ESPN took notice, and in 2004 acquired the rights to air the competition live through 2012, paying a licensing fee to do so. (It's the kind of deal the National Hockey League has been unable to work out with the sports network.)
When Joey Chestnut came along in 2007 and upset then six-time champ Kobayashi by housing 66 hot dogs in 12 minutes to set a new world record--and bringing the Mustard Yellow Belt back under American control--some 40,000 fans gathered to watch. Last year, when Chestnut defended his title in a dramatic five-dog overtime eat-off with Kobayashi (the two had tied at 59 dogs in the new 10-minute format), the New York Police Department pegged the crowd closer to 50,000--more than the capacity of almost every Major League Baseball ballpark. Additionally, more than 1 million viewers watched the contest live on ESPN, making it the most-watched program the network aired that day.
But the clear winner was Nathan's. For what Eric Gatoff, chief executive, describes as a "high-six-figure" investment for the sponsorship (including the regional qualifying circuit competitions), the return was astronomical. Last year, the event generated more than $125 million in media value worldwide.
Such coverage, particularly on ESPN, resulted in an increase in global brand awareness and business. Nathan's now distributes in the United Arab Emirates, Kuwait, China and Japan, and has gone from selling its products in 9,300 retail and food service locations in 2003 to more than 18,000 today.
While Gatoff stops short of saying the company's growth is entirely attributable to the hot-dog-eating contest, he points out that it is the centerpiece of the company's consumer marketing strategy. Indeed, other than spotting its name and products associated with the New York Yankees and New York Mets, consumers will be hard-pressed to find a Nathan's television or print ad.
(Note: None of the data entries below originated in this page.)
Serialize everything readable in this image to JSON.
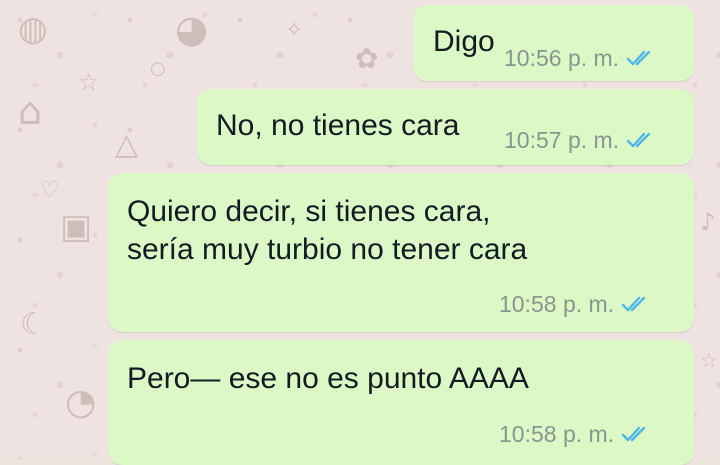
{
  "chat": {
    "messages": [
      {
        "text": "Digo",
        "time": "10:56 p. m.",
        "status_icon": "double-check-read-icon"
      },
      {
        "text": "No, no tienes cara",
        "time": "10:57 p. m.",
        "status_icon": "double-check-read-icon"
      },
      {
        "text": "Quiero decir, si tienes cara,\nsería muy turbio no tener cara",
        "time": "10:58 p. m.",
        "status_icon": "double-check-read-icon"
      },
      {
        "text": "Pero— ese no es punto AAAA",
        "time": "10:58 p. m.",
        "status_icon": "double-check-read-icon"
      }
    ]
  },
  "colors": {
    "outgoing_bubble": "#dcf8c6",
    "wallpaper": "#efe3e1",
    "read_ticks": "#4fb6ec",
    "timestamp": "#8a958e",
    "message_text": "#111b21"
  }
}
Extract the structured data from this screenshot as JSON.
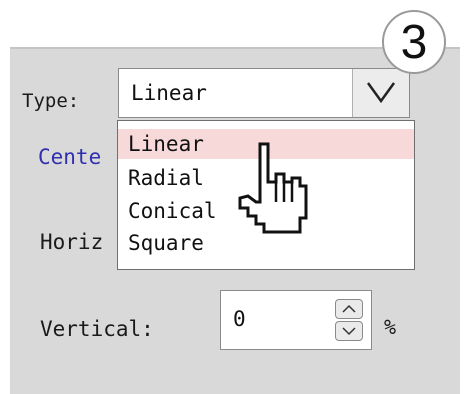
{
  "step_badge": "3",
  "type_field": {
    "label": "Type:",
    "value": "Linear"
  },
  "type_options": [
    "Linear",
    "Radial",
    "Conical",
    "Square"
  ],
  "highlighted_option": "Linear",
  "center_label": "Cente",
  "horizontal_label": "Horiz",
  "vertical_field": {
    "label": "Vertical:",
    "value": "0",
    "unit": "%"
  },
  "icons": {
    "dropdown": "chevron-down-icon",
    "spin_up": "chevron-up-icon",
    "spin_down": "chevron-down-icon",
    "cursor": "hand-pointer-icon"
  },
  "colors": {
    "panel": "#d9d9d9",
    "highlight": "#f7d9d9",
    "link_label": "#2f2fb0"
  }
}
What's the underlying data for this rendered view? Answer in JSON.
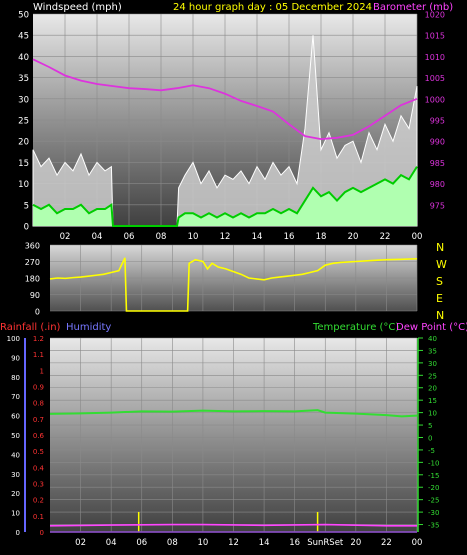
{
  "header": {
    "left_title": "Windspeed (mph)",
    "center_title": "24 hour graph day : 05 December 2024",
    "right_title": "Barometer (mb)"
  },
  "direction_labels": [
    "N",
    "W",
    "S",
    "E",
    "N"
  ],
  "lower_header": {
    "rain": "Rainfall (.in)",
    "humidity": "Humidity",
    "temperature": "Temperature (°C)",
    "dewpoint": "Dew Point (°C)"
  },
  "sun_label": "SunRSet",
  "colors": {
    "windspeed": "#ffffff",
    "gust_fill": "#cccccc",
    "wind_avg_fill": "#b0ffb0",
    "wind_avg_line": "#00cc00",
    "barometer": "#dd33dd",
    "direction": "#ffff00",
    "temperature": "#33dd33",
    "dewpoint": "#ff44ff",
    "rain": "#ff0000",
    "humidity": "#6666ff",
    "sun_marker": "#ffff00"
  },
  "chart_data": [
    {
      "type": "area",
      "title": "Windspeed (mph)",
      "x_ticks": [
        "02",
        "04",
        "06",
        "08",
        "10",
        "12",
        "14",
        "16",
        "18",
        "20",
        "22",
        "00"
      ],
      "x_unit": "hour",
      "left_axis": {
        "label": "Windspeed (mph)",
        "ticks": [
          0,
          5,
          10,
          15,
          20,
          25,
          30,
          35,
          40,
          45,
          50
        ],
        "ylim": [
          0,
          50
        ]
      },
      "right_axis": {
        "label": "Barometer (mb)",
        "ticks": [
          975,
          980,
          985,
          990,
          995,
          1000,
          1005,
          1010,
          1015,
          1020
        ],
        "ylim": [
          970,
          1020
        ]
      },
      "series": [
        {
          "name": "Barometer (mb)",
          "axis": "right",
          "x": [
            0,
            1,
            2,
            3,
            4,
            5,
            6,
            7,
            8,
            9,
            10,
            11,
            12,
            13,
            14,
            15,
            16,
            17,
            18,
            19,
            20,
            21,
            22,
            23,
            24
          ],
          "values": [
            1009.3,
            1007.5,
            1005.5,
            1004.3,
            1003.5,
            1003.0,
            1002.5,
            1002.3,
            1002.0,
            1002.5,
            1003.2,
            1002.5,
            1001.2,
            999.5,
            998.3,
            997.0,
            994.0,
            991.2,
            990.5,
            990.8,
            991.5,
            993.5,
            996.0,
            998.5,
            1000.0
          ]
        },
        {
          "name": "Gust (mph)",
          "axis": "left",
          "x": [
            0,
            0.5,
            1,
            1.5,
            2,
            2.5,
            3,
            3.5,
            4,
            4.5,
            4.9,
            5.0,
            9.0,
            9.1,
            9.5,
            10,
            10.5,
            11,
            11.5,
            12,
            12.5,
            13,
            13.5,
            14,
            14.5,
            15,
            15.5,
            16,
            16.5,
            17,
            17.5,
            18,
            18.5,
            19,
            19.5,
            20,
            20.5,
            21,
            21.5,
            22,
            22.5,
            23,
            23.5,
            24
          ],
          "values": [
            18,
            14,
            16,
            12,
            15,
            13,
            17,
            12,
            15,
            13,
            14,
            0,
            0,
            9,
            12,
            15,
            10,
            13,
            9,
            12,
            11,
            13,
            10,
            14,
            11,
            15,
            12,
            14,
            10,
            23,
            45,
            18,
            22,
            16,
            19,
            20,
            15,
            22,
            18,
            24,
            20,
            26,
            23,
            33
          ]
        },
        {
          "name": "Average (mph)",
          "axis": "left",
          "x": [
            0,
            0.5,
            1,
            1.5,
            2,
            2.5,
            3,
            3.5,
            4,
            4.5,
            4.9,
            5.0,
            9.0,
            9.1,
            9.5,
            10,
            10.5,
            11,
            11.5,
            12,
            12.5,
            13,
            13.5,
            14,
            14.5,
            15,
            15.5,
            16,
            16.5,
            17,
            17.5,
            18,
            18.5,
            19,
            19.5,
            20,
            20.5,
            21,
            21.5,
            22,
            22.5,
            23,
            23.5,
            24
          ],
          "values": [
            5,
            4,
            5,
            3,
            4,
            4,
            5,
            3,
            4,
            4,
            5,
            0,
            0,
            2,
            3,
            3,
            2,
            3,
            2,
            3,
            2,
            3,
            2,
            3,
            3,
            4,
            3,
            4,
            3,
            6,
            9,
            7,
            8,
            6,
            8,
            9,
            8,
            9,
            10,
            11,
            10,
            12,
            11,
            14
          ]
        }
      ]
    },
    {
      "type": "line",
      "title": "Wind direction",
      "x_ticks": [
        "02",
        "04",
        "06",
        "08",
        "10",
        "12",
        "14",
        "16",
        "18",
        "20",
        "22",
        "00"
      ],
      "left_axis": {
        "ticks": [
          0,
          90,
          180,
          270,
          360
        ],
        "ylim": [
          0,
          360
        ]
      },
      "series": [
        {
          "name": "Direction (deg)",
          "x": [
            0,
            0.5,
            1,
            1.5,
            2,
            2.5,
            3,
            3.5,
            4,
            4.5,
            4.9,
            5.0,
            9.0,
            9.1,
            9.5,
            10,
            10.3,
            10.6,
            11,
            11.5,
            12,
            12.5,
            13,
            13.5,
            14,
            14.5,
            15,
            15.5,
            16,
            16.5,
            17,
            17.5,
            18,
            18.5,
            19,
            20,
            21,
            22,
            23,
            24
          ],
          "values": [
            175,
            180,
            178,
            182,
            185,
            190,
            195,
            200,
            210,
            220,
            290,
            0,
            0,
            260,
            280,
            270,
            230,
            260,
            240,
            230,
            215,
            200,
            180,
            175,
            170,
            180,
            185,
            190,
            195,
            200,
            210,
            220,
            250,
            260,
            265,
            270,
            275,
            280,
            282,
            285
          ]
        }
      ]
    },
    {
      "type": "line",
      "title": "Temperature / Dew Point / Rainfall / Humidity",
      "x_ticks": [
        "02",
        "04",
        "06",
        "08",
        "10",
        "12",
        "14",
        "16",
        "SunRSet",
        "20",
        "22",
        "00"
      ],
      "humidity_axis": {
        "label": "Humidity",
        "ticks": [
          0,
          10,
          20,
          30,
          40,
          50,
          60,
          70,
          80,
          90,
          100
        ],
        "ylim": [
          0,
          100
        ]
      },
      "rain_axis": {
        "label": "Rainfall (.in)",
        "ticks": [
          0,
          0.1,
          0.2,
          0.3,
          0.4,
          0.5,
          0.6,
          0.7,
          0.8,
          0.9,
          1,
          1.1,
          1.2
        ],
        "ylim": [
          0,
          1.2
        ]
      },
      "temp_axis": {
        "label": "Temperature (°C)",
        "ticks": [
          -35,
          -30,
          -25,
          -20,
          -15,
          -10,
          -5,
          0,
          5,
          10,
          15,
          20,
          25,
          30,
          35,
          40
        ],
        "ylim": [
          -38,
          40
        ]
      },
      "series": [
        {
          "name": "Temperature (°C)",
          "axis": "temp",
          "x": [
            0,
            2,
            4,
            6,
            8,
            10,
            12,
            14,
            16,
            17.5,
            18,
            20,
            22,
            23,
            24
          ],
          "values": [
            9.5,
            9.7,
            10.0,
            10.5,
            10.4,
            10.8,
            10.5,
            10.6,
            10.5,
            11.0,
            10.0,
            9.6,
            9.0,
            8.5,
            8.8
          ]
        },
        {
          "name": "Dew Point (°C)",
          "axis": "temp",
          "x": [
            0,
            4,
            8,
            10,
            14,
            18,
            22,
            24
          ],
          "values": [
            -35.5,
            -35.2,
            -35,
            -35,
            -35.3,
            -35,
            -35.5,
            -35.5
          ]
        },
        {
          "name": "Rainfall (.in)",
          "axis": "rain",
          "x": [
            0,
            24
          ],
          "values": [
            0,
            0
          ]
        },
        {
          "name": "Humidity",
          "axis": "humidity",
          "x": [
            0,
            24
          ],
          "values": [
            0,
            0
          ]
        }
      ],
      "sun_events": [
        5.8,
        17.5
      ]
    }
  ]
}
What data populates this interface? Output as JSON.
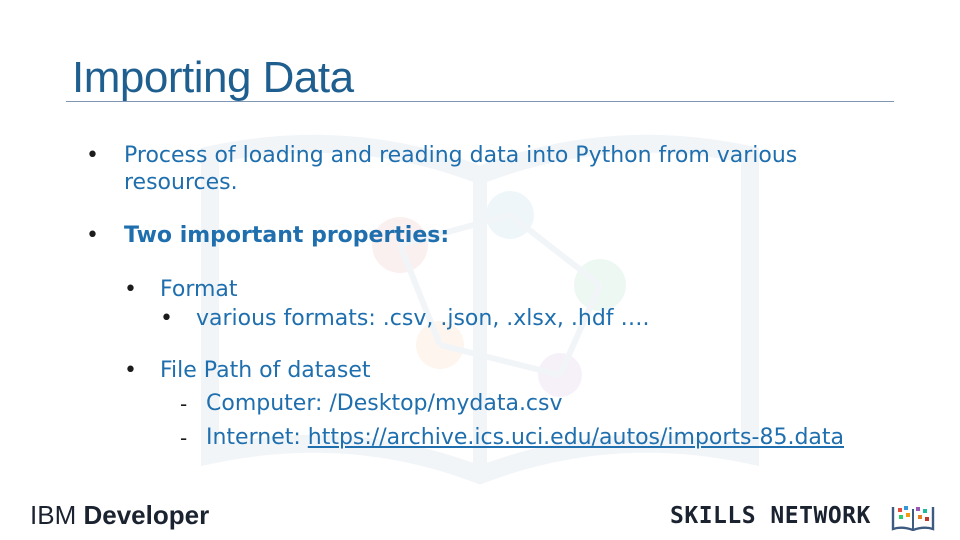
{
  "slide": {
    "title": "Importing Data",
    "bullets": {
      "b1_line1": "Process of loading and reading data into Python from various",
      "b1_line2": "resources.",
      "b2": "Two important properties:",
      "format_label": "Format",
      "format_detail": "various formats: .csv, .json, .xlsx, .hdf ….",
      "filepath_label": "File Path of dataset",
      "computer_label": "Computer: /Desktop/mydata.csv",
      "internet_prefix": "Internet: ",
      "internet_url": "https://archive.ics.uci.edu/autos/imports-85.data"
    },
    "markers": {
      "bullet": "•",
      "dash": "-"
    }
  },
  "footer": {
    "ibm_prefix": "IBM",
    "ibm_brand": "Developer",
    "skills_network": "SKILLS NETWORK"
  },
  "colors": {
    "title": "#1f5f8f",
    "body_text": "#1f6fae",
    "rule": "#7f97b4",
    "footer_text": "#1b2330"
  }
}
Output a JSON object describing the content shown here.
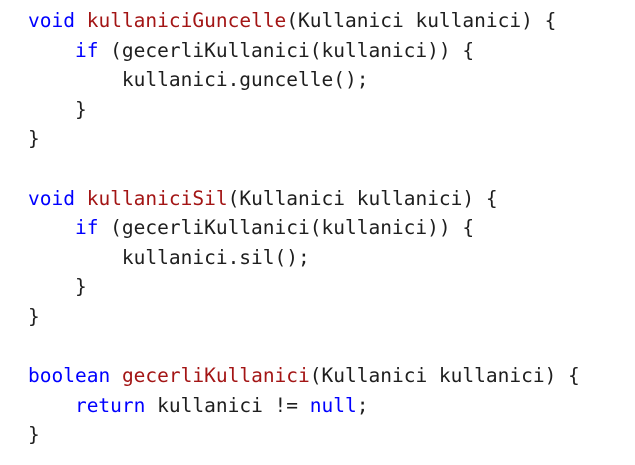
{
  "colors": {
    "background": "#ffffff",
    "keyword": "#0000ff",
    "method_name": "#a31515",
    "text": "#1e1e1e"
  },
  "lines": [
    {
      "indent": 0,
      "tokens": [
        {
          "t": "void",
          "c": "kw"
        },
        {
          "t": " ",
          "c": "tx"
        },
        {
          "t": "kullaniciGuncelle",
          "c": "fn"
        },
        {
          "t": "(Kullanici kullanici) {",
          "c": "tx"
        }
      ]
    },
    {
      "indent": 1,
      "tokens": [
        {
          "t": "if",
          "c": "kw"
        },
        {
          "t": " (gecerliKullanici(kullanici)) {",
          "c": "tx"
        }
      ]
    },
    {
      "indent": 2,
      "tokens": [
        {
          "t": "kullanici.guncelle();",
          "c": "tx"
        }
      ]
    },
    {
      "indent": 1,
      "tokens": [
        {
          "t": "}",
          "c": "tx"
        }
      ]
    },
    {
      "indent": 0,
      "tokens": [
        {
          "t": "}",
          "c": "tx"
        }
      ]
    },
    {
      "indent": 0,
      "tokens": []
    },
    {
      "indent": 0,
      "tokens": [
        {
          "t": "void",
          "c": "kw"
        },
        {
          "t": " ",
          "c": "tx"
        },
        {
          "t": "kullaniciSil",
          "c": "fn"
        },
        {
          "t": "(Kullanici kullanici) {",
          "c": "tx"
        }
      ]
    },
    {
      "indent": 1,
      "tokens": [
        {
          "t": "if",
          "c": "kw"
        },
        {
          "t": " (gecerliKullanici(kullanici)) {",
          "c": "tx"
        }
      ]
    },
    {
      "indent": 2,
      "tokens": [
        {
          "t": "kullanici.sil();",
          "c": "tx"
        }
      ]
    },
    {
      "indent": 1,
      "tokens": [
        {
          "t": "}",
          "c": "tx"
        }
      ]
    },
    {
      "indent": 0,
      "tokens": [
        {
          "t": "}",
          "c": "tx"
        }
      ]
    },
    {
      "indent": 0,
      "tokens": []
    },
    {
      "indent": 0,
      "tokens": [
        {
          "t": "boolean",
          "c": "kw"
        },
        {
          "t": " ",
          "c": "tx"
        },
        {
          "t": "gecerliKullanici",
          "c": "fn"
        },
        {
          "t": "(Kullanici kullanici) {",
          "c": "tx"
        }
      ]
    },
    {
      "indent": 1,
      "tokens": [
        {
          "t": "return",
          "c": "kw"
        },
        {
          "t": " kullanici != ",
          "c": "tx"
        },
        {
          "t": "null",
          "c": "kw"
        },
        {
          "t": ";",
          "c": "tx"
        }
      ]
    },
    {
      "indent": 0,
      "tokens": [
        {
          "t": "}",
          "c": "tx"
        }
      ]
    }
  ]
}
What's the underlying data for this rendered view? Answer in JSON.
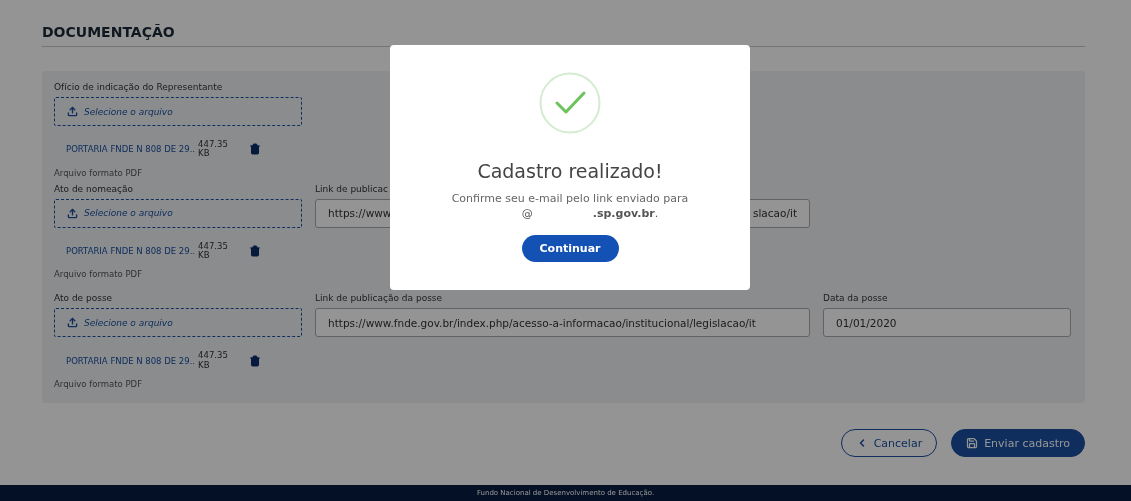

"For budget-conscious marketers, MLE is ideal," says the IFOCE's Richard Shea. "Sponsors can do one simple, off-weekend event that costs what an ad in a large daily paper might cost and then end up with a domestic TV news report valued at north of $10 million," Shea says. "Then there's buzz--the ESPN demo, the Spike demo, guys 18 to 34, they all know about Major League Eating, its events and its stars."
It's a value model other sports--niche or major league--are unable to provide. Which is why sponsors large and small have been increasingly attracted to MLE events. In 1997, seven IFOCE-sanctioned events were sponsored. This year, it will have over 70.
Included among them are Pizza Hut, which sponsors the Pizza Hut P'Zone Chow-lenge, which this year featured a showdown between Kobayashi and Chestnut (Kobayashi won by one-fourth of a P'zone) and was aired on Spike television's Guys' Choice Awards TV show.
Iconic ketchup maker Heinz has become an ancillary sponsor of Nathan's Hot Dog Eating Contest. And while there are no beverage contests, Coca-Cola and Smirnoff have associated themselves with MLE competitions.
"For the competitors in these events, it's a lot of work. For some fans and critics, it's a little tongue-in-cheek," said Gatoff, "But for those of us who sponsor them, it's the greatest publicity stunt ever."
(Christina Settimi, Forbes.com)